#### EXERCISE DETAILS
Keep only the lines of the listing that include the word "icon", and copy them.

------------------------------------------------------------------------

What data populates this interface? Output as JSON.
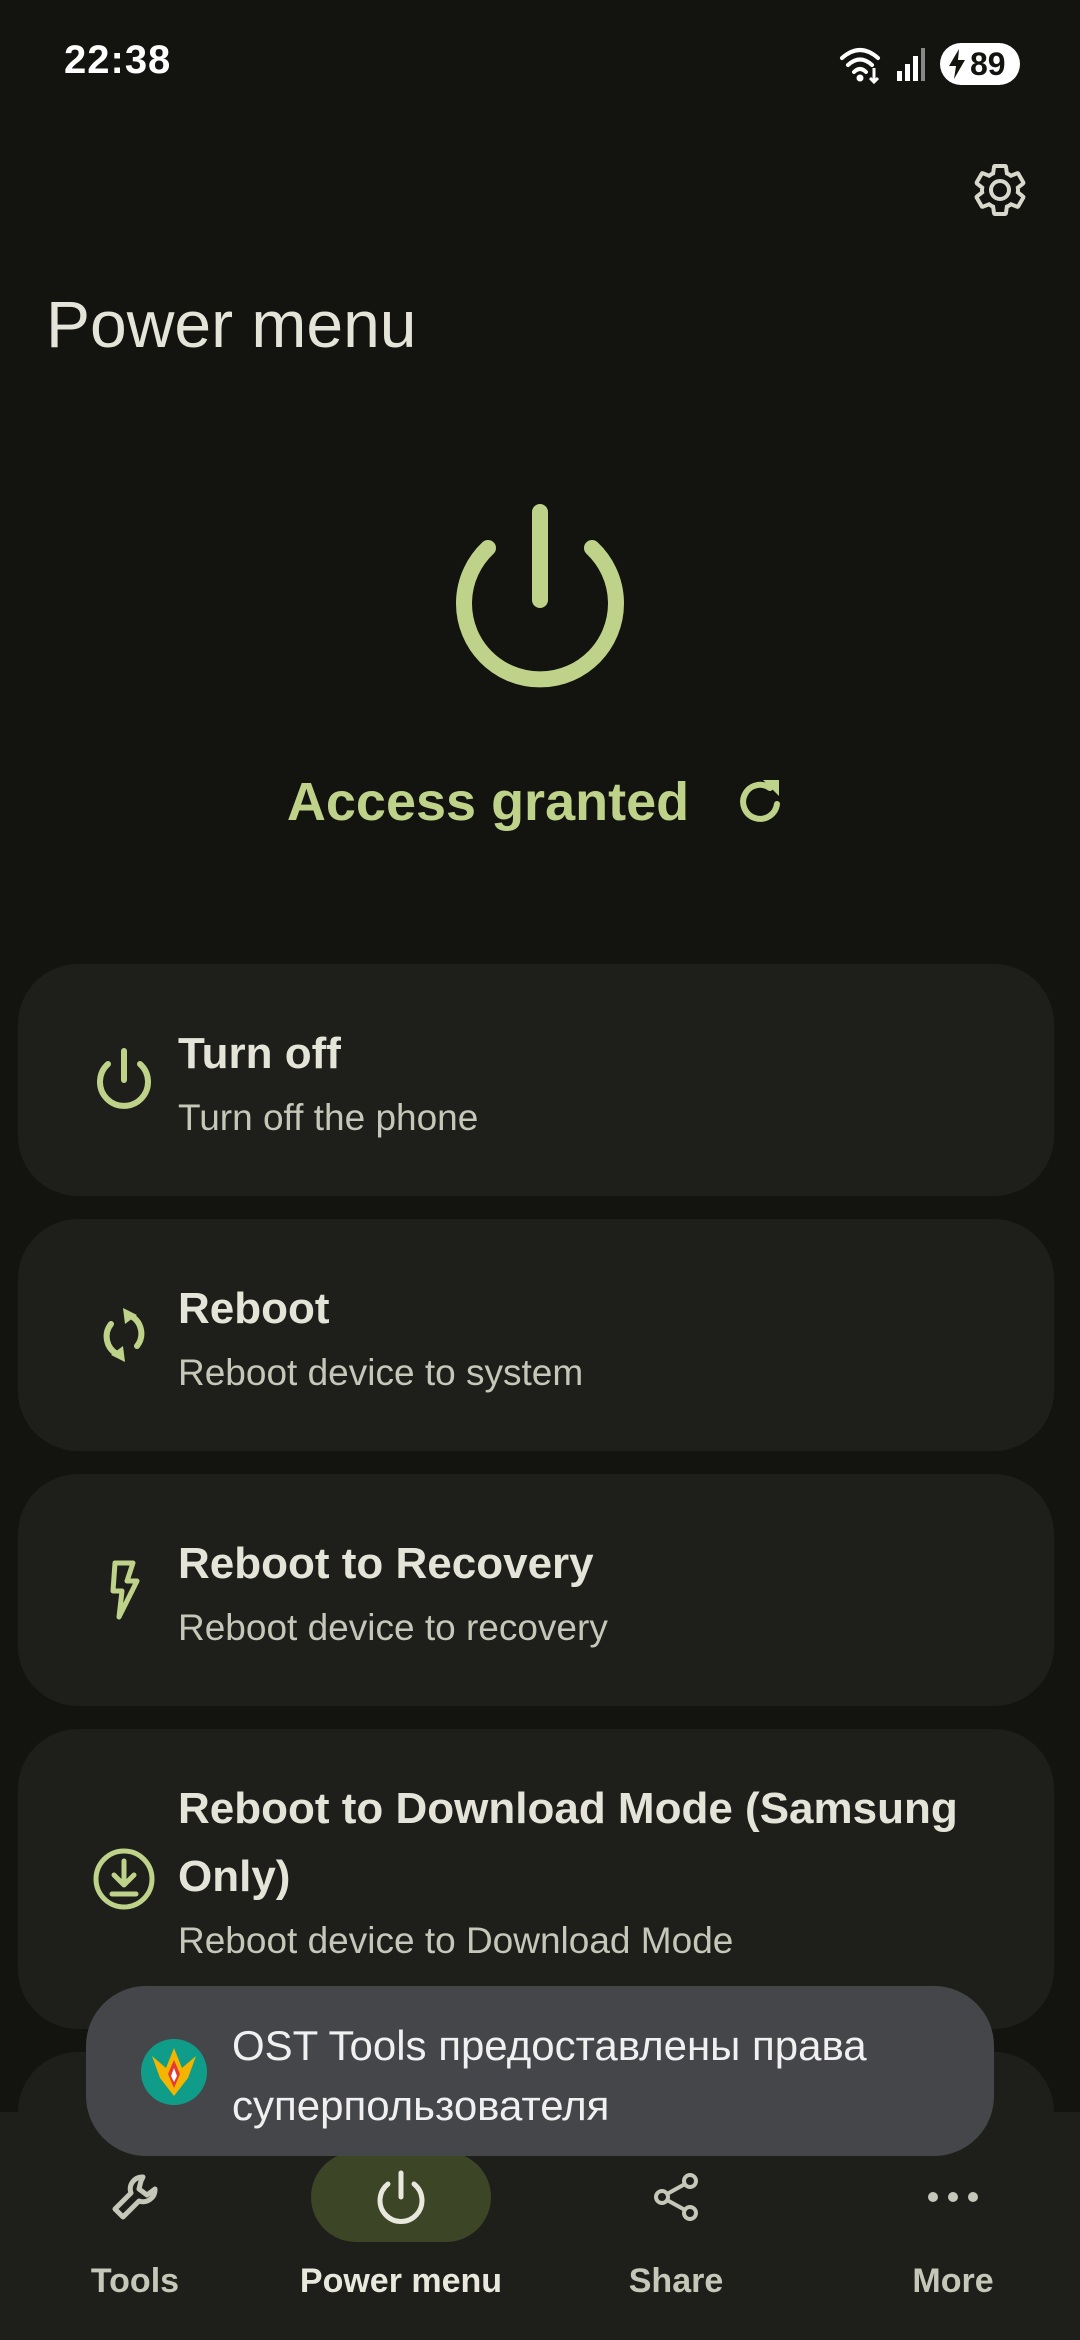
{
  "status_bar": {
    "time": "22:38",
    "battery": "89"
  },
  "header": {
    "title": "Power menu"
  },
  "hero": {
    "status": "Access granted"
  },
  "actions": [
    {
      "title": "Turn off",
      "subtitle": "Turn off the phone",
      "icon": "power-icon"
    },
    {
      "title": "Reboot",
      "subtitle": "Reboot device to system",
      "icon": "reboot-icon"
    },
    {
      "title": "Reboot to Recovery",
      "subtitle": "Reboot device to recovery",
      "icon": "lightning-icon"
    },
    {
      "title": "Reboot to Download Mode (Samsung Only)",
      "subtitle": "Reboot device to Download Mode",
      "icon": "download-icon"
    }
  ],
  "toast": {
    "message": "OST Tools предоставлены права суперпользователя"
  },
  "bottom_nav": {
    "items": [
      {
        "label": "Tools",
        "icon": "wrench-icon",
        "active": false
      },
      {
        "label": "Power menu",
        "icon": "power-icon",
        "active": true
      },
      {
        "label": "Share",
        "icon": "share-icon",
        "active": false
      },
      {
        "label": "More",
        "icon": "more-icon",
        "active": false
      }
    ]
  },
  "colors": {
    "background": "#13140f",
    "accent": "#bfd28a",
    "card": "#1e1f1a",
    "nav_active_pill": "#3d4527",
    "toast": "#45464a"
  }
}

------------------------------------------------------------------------

#### ANSWER TO THE PROBLEM
      "icon": "power-icon"
      "icon": "reboot-icon"
      "icon": "lightning-icon"
      "icon": "download-icon"
        "icon": "wrench-icon",
        "icon": "power-icon",
        "icon": "share-icon",
        "icon": "more-icon",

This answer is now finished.